But when mayors and city officials get reports of violators, they’re sending law enforcement to scatter crowds as they work to reduce the spread of coronavirus, they said.
Galveston Mayor Jim Yarbrough in the past few days has received a smattering of calls or messages about groups of 10 people or more gathering, he said.
Tuesday night, he received a text about young people going to Stewart Beach, he said.
“We’re definitely responding,” Yarbrough said. “Sometimes, by the time we respond, they’re gone.”
Yarbrough wishes young people would understand they can catch and transmit the virus the same as anyone else, he said.
Cities around the county, including Galveston, will send police officers or other authorities to ask people congregating in large groups to disperse, officials said.

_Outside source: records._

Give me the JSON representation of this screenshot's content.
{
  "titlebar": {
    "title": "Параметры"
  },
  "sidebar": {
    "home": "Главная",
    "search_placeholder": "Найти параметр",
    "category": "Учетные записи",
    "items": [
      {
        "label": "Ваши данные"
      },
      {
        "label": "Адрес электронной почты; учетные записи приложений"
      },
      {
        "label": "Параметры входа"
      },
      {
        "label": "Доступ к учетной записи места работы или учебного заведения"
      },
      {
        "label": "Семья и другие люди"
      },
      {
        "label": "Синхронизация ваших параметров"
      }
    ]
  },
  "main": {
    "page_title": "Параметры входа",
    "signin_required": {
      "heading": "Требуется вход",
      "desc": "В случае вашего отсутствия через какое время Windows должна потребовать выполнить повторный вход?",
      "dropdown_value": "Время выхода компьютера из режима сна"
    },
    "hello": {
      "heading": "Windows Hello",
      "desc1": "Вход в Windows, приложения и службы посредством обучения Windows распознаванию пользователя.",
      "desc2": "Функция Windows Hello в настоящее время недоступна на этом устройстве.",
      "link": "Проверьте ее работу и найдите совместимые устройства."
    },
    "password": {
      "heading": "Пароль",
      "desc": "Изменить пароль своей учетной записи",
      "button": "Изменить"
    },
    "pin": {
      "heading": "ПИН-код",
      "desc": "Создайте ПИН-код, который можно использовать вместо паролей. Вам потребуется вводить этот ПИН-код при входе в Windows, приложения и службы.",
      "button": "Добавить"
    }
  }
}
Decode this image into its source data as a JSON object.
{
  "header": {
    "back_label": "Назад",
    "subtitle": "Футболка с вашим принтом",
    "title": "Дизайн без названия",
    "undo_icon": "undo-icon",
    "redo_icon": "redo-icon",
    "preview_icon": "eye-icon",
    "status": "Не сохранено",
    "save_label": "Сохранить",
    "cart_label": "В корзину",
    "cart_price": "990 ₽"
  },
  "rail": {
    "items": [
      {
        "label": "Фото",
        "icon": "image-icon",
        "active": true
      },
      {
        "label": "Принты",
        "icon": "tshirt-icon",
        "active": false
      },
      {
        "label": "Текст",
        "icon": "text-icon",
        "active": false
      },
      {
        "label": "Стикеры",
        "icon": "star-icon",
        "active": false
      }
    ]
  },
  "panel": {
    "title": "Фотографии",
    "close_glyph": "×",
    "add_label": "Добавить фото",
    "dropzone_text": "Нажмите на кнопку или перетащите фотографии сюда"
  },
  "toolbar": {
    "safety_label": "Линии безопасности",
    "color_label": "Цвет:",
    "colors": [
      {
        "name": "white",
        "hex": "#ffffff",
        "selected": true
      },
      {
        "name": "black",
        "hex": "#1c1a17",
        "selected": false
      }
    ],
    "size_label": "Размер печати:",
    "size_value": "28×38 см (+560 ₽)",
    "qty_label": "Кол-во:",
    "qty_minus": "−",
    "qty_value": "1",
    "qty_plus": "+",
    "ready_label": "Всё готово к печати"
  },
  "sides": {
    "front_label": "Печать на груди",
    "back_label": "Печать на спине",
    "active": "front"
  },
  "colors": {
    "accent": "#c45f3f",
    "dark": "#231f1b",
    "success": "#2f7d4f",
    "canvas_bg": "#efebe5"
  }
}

Officers in La Marque aren’t being sent out specifically to look for large groups, Mayor Bobby Hocking said.
People seem to be abiding by the rules, Hocking said.
“As I ride around town, not getting out of my truck, it looks pretty calm,” Hocking said.
It doesn’t surprise Texas City Mayor Matt Doyle that residents in his city are adhering to social distancing orders, he said.
“Texas City is a pretty tight-knit community,” Doyle said, adding that he hasn’t been getting calls about large groups.
Neighbors might be policing each other as well, Dickinson Mayor Julie Masters said. Masters hasn’t heard about people violating the orders, she said.
Although there might be some people who think the seriousness of the coronavirus crisis is hype, people in Santa Fe haven’t been defying the county orders, Mayor Jason Tabor said.
Hitchcock Mayor Randy Stricklind hasn’t been getting calls about large groups, but there could be fines if people disobey the rules, he said.
People should abide by the rules to avoid others for now, Stricklind said.
“It’s kind of like a fire,” Stricklind said. “If you take fuel away, it kind of dies down and goes away.”
League City has imposed fines, Mayor Pat Hallisey said.
The League City Council agreed Tuesday that anyone who gathered in groups of 10 or more people could be fined up to $2,000.
“Our intent was not to go write tickets,” Hallisey said. “It was to at least have something on our books.”
Hallisey hadn’t received a slew of calls but wants to make sure the city has a tool to use if it needs one, he said.